Mussolini wanted Italy to become a new Roman Empire. In 1923, he attacked the island of Corfu, and in 1924, he occupied the city state of Fiume. In 1935, he attacked the African country Abyssinia (now called Ethiopia). His forces occupied it in 1936. Italy was thrown out of the League of Nations because of this aggression. In 1939, he occupied the country Albania. In 1936, Mussolini signed an alliance with Adolf Hitler, the dictator of Germany.
Fall from power and death[change | change source]

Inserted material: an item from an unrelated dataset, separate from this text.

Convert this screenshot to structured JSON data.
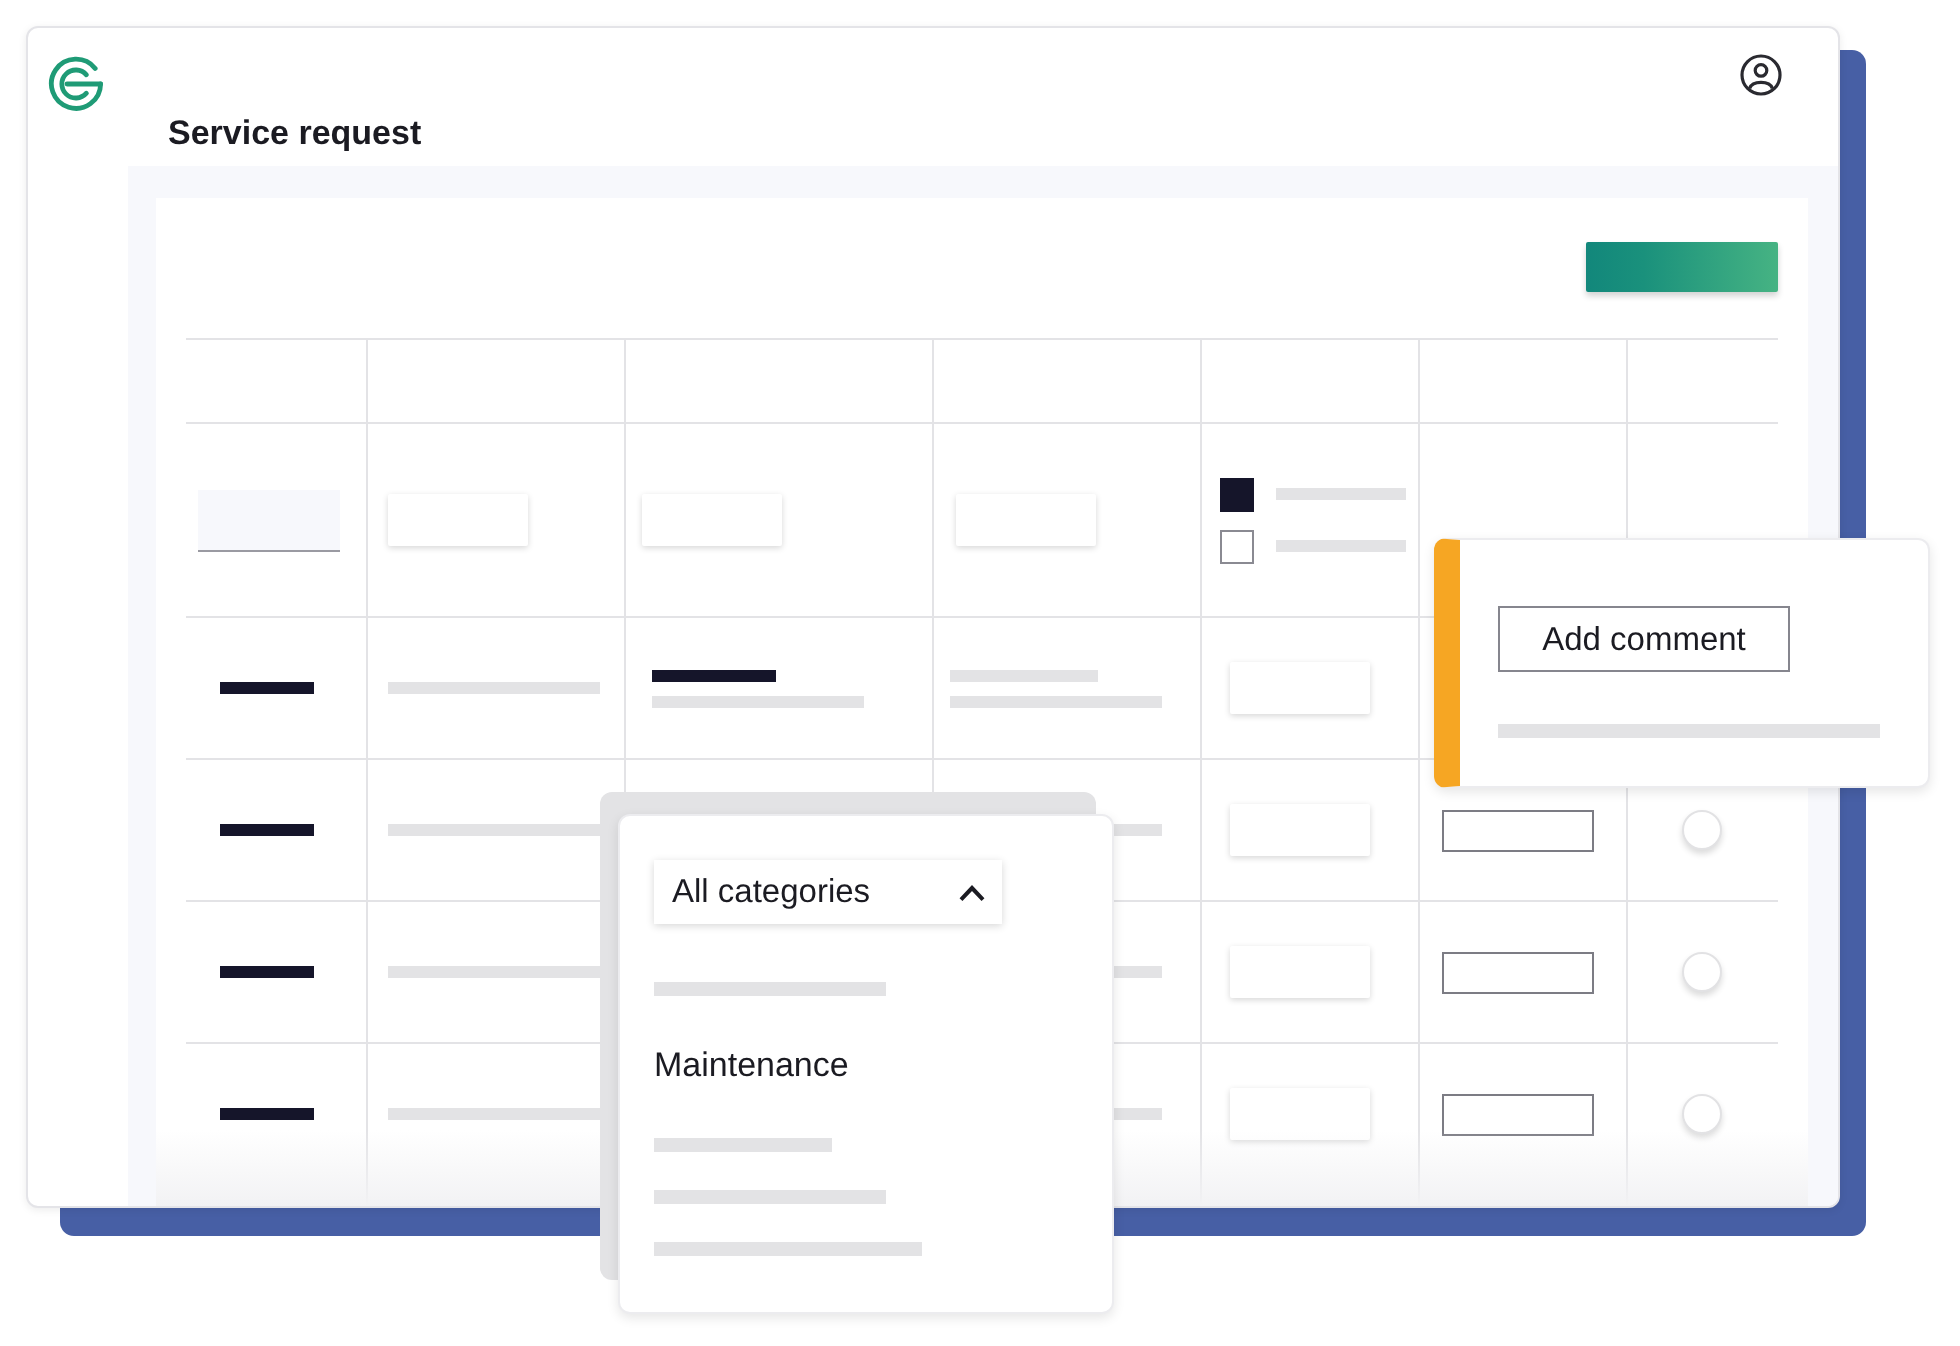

In 1940, he sent Italy into the Second World War on the side of the Axis countries. Mussolini attacked Greece, but he failed to conquer it. In 1943, the Allies landed in Southern Italy. The Fascist party and King Vittorio Emanuel III deposed Mussolini and put him in jail, but he was set free by the Germans, who made him ruler of the Italian Social Republic puppet state which was in a small part of Central Italy. When the war was almost over, Mussolini tried to escape to Switzerland with his mistress, Clara Petacci, but they were both captured and shot by partisans. Mussolini's dead body was hanged upside-down, together with his mistress and some of Mussolini's helpers, on a pole at a gas station in the village of Milan, which is near the border between Italy and Switzerland.
After death[change | change source]
After the war, several Neo-Fascist movements have had success in Italy, the most important being the Movimento Sociale Italiano. His granddaughter Alessandra Mussolini has outspoken views similar to Fascism.
Legacy[change | change source]
Mussolini's legacy is complex; he played a significant role in Italian history, but his association with fascism and authoritarianism has left a controversial mark. His policies had lasting effects, but they were often accompanied by suppression of dissent and human rights abuses.
Sources[change | change source]
- Brendon, Piers The Dark Valley: A Panorama of the 1930s Vintage Books 2000 page 128
- Mussolini, Benito (1998) My Rise and Fall Da Capo Press page 3
- Mussolini, Benito My Rise and Fall Da Capo Press 1998 pages 11-12
- http://www.kennethbillings.org/mussolini.html Archived 2013-09-08 at the Wayback Machine 1941 book "Dictators and Democrats"